Description of the task: Could you filter the records below and return each line that holds "JSON"?

Data to use:

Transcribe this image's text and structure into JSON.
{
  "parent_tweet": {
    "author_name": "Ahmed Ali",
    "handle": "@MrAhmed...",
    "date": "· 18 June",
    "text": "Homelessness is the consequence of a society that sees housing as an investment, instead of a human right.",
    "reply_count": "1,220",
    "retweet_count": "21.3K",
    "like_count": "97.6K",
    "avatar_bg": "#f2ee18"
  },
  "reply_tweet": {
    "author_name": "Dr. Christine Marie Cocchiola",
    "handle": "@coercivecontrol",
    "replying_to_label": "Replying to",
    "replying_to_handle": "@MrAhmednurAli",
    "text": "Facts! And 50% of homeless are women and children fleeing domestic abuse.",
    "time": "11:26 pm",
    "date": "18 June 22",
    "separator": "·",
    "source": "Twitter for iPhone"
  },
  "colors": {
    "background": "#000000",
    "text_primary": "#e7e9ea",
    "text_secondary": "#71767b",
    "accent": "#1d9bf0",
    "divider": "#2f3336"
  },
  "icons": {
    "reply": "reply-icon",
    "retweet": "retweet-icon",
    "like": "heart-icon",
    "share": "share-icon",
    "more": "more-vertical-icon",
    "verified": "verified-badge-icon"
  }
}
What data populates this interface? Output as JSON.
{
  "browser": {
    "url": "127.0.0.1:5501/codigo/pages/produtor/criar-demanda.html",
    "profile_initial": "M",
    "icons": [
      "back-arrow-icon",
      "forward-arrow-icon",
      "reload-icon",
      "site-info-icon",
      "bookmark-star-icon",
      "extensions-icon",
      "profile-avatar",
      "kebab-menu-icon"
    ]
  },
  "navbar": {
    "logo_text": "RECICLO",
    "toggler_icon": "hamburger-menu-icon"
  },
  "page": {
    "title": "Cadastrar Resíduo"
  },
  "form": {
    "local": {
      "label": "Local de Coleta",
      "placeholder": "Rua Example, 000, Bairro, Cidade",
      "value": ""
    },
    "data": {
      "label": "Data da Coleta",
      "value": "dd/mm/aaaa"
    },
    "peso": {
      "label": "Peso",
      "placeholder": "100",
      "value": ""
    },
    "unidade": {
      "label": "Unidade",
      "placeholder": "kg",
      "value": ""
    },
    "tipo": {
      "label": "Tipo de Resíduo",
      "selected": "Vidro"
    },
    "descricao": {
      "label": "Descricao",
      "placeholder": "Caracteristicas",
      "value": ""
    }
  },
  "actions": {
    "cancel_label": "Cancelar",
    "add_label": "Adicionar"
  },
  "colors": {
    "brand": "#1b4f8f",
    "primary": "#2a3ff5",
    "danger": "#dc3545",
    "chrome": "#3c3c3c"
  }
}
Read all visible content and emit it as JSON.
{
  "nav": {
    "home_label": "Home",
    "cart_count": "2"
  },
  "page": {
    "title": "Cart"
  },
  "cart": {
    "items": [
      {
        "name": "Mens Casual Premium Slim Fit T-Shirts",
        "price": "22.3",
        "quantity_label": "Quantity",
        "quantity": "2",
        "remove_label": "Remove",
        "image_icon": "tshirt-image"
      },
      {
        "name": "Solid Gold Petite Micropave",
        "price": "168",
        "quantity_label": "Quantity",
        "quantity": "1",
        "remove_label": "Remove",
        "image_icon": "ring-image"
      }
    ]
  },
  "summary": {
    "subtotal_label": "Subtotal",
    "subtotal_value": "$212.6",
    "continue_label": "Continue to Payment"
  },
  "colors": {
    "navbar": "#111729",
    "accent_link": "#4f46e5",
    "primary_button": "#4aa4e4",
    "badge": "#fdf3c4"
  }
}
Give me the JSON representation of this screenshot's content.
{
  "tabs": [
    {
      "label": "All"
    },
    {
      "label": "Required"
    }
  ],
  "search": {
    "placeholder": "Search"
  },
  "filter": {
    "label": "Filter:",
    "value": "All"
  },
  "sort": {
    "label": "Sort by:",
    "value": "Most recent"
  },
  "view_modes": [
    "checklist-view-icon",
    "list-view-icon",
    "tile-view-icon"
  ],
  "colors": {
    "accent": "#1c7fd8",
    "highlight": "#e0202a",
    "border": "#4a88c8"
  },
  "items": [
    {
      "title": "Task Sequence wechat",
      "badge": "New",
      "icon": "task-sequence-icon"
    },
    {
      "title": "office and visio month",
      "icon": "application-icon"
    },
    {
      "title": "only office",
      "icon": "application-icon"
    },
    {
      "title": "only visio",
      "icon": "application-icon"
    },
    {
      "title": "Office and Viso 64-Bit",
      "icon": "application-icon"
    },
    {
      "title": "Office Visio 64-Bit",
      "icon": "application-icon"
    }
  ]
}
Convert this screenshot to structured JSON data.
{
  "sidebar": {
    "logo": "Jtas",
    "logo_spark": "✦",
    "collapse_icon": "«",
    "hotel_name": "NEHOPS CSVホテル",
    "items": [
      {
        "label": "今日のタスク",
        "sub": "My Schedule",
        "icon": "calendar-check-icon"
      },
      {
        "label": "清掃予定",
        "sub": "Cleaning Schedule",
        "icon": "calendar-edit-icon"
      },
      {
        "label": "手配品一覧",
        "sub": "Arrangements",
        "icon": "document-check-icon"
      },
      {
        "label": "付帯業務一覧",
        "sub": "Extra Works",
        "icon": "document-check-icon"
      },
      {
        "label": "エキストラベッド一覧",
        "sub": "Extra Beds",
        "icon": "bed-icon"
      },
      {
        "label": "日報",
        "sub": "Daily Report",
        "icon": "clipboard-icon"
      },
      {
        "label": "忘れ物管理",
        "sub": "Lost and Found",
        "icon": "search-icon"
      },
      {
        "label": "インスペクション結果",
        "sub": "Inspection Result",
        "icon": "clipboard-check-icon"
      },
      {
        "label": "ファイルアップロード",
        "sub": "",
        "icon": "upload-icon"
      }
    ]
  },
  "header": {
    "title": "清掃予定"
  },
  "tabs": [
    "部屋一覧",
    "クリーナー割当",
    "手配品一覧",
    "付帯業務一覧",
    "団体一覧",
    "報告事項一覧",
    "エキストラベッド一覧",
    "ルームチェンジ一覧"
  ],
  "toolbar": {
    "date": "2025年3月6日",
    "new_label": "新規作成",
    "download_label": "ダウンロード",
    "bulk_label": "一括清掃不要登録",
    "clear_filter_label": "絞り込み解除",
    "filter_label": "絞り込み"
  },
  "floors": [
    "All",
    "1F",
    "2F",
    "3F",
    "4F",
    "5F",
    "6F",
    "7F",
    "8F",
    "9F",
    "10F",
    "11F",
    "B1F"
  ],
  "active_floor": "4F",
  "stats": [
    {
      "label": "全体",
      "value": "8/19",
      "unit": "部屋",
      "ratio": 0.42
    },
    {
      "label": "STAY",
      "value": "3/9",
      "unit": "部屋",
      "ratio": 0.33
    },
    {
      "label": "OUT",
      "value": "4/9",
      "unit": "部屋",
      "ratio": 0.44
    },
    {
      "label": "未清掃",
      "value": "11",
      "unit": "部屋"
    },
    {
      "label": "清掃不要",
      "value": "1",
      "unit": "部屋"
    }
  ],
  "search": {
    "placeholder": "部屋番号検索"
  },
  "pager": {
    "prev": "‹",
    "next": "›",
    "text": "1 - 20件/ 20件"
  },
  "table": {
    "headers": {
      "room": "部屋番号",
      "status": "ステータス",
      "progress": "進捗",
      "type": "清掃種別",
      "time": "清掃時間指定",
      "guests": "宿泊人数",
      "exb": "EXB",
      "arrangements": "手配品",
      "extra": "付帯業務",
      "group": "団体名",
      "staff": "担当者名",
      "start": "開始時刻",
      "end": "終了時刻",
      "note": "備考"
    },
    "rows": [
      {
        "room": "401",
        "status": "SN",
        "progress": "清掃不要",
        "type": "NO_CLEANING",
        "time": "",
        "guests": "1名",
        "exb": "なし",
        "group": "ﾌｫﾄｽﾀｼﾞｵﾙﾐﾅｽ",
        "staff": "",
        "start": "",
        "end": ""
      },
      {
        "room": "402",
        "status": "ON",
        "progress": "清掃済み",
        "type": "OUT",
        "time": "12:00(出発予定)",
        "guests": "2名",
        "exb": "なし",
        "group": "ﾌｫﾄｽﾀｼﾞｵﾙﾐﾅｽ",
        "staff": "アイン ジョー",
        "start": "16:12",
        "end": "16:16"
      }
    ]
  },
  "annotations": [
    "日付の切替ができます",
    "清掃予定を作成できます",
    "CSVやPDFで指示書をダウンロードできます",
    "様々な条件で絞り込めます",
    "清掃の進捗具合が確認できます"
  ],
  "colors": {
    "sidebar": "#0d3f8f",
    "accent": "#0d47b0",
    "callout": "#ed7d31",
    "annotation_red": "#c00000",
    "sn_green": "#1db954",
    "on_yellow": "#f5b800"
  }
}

Task response:
Transcribe this image's text and structure into JSON.
What data populates this interface? Output as JSON.
Read all visible content and emit it as JSON.
Give me the JSON representation of this screenshot's content.
Convert this screenshot to structured JSON data.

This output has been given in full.